• Problem details: Return every record exactly as written.

• Task material:
___

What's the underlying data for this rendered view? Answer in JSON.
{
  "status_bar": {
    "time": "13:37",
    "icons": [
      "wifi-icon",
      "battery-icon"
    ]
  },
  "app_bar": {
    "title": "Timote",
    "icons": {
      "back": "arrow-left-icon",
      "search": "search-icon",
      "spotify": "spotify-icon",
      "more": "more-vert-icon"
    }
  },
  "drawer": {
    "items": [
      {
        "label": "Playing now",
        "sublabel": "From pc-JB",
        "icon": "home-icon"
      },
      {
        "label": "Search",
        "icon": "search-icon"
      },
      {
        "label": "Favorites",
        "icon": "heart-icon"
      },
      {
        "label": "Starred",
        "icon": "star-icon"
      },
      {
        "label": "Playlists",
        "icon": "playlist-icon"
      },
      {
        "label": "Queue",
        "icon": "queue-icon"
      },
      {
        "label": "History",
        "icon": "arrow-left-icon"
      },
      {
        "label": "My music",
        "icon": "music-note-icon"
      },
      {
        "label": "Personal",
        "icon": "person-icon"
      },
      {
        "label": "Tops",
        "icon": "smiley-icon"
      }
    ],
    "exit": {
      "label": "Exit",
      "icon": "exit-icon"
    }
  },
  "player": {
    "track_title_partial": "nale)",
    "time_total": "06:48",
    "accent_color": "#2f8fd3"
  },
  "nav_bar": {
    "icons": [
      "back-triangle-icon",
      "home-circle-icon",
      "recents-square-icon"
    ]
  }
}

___

• Solution:
What's the underlying data for this rendered view? Answer in JSON.
{
  "status_bar": {
    "time": "13:37",
    "icons": [
      "wifi-icon",
      "battery-icon"
    ]
  },
  "app_bar": {
    "title": "Timote",
    "icons": {
      "back": "arrow-left-icon",
      "search": "search-icon",
      "spotify": "spotify-icon",
      "more": "more-vert-icon"
    }
  },
  "drawer": {
    "items": [
      {
        "label": "Playing now",
        "sublabel": "From pc-JB",
        "icon": "home-icon"
      },
      {
        "label": "Search",
        "icon": "search-icon"
      },
      {
        "label": "Favorites",
        "icon": "heart-icon"
      },
      {
        "label": "Starred",
        "icon": "star-icon"
      },
      {
        "label": "Playlists",
        "icon": "playlist-icon"
      },
      {
        "label": "Queue",
        "icon": "queue-icon"
      },
      {
        "label": "History",
        "icon": "arrow-left-icon"
      },
      {
        "label": "My music",
        "icon": "music-note-icon"
      },
      {
        "label": "Personal",
        "icon": "person-icon"
      },
      {
        "label": "Tops",
        "icon": "smiley-icon"
      }
    ],
    "exit": {
      "label": "Exit",
      "icon": "exit-icon"
    }
  },
  "player": {
    "track_title_partial": "nale)",
    "time_total": "06:48",
    "accent_color": "#2f8fd3"
  },
  "nav_bar": {
    "icons": [
      "back-triangle-icon",
      "home-circle-icon",
      "recents-square-icon"
    ]
  }
}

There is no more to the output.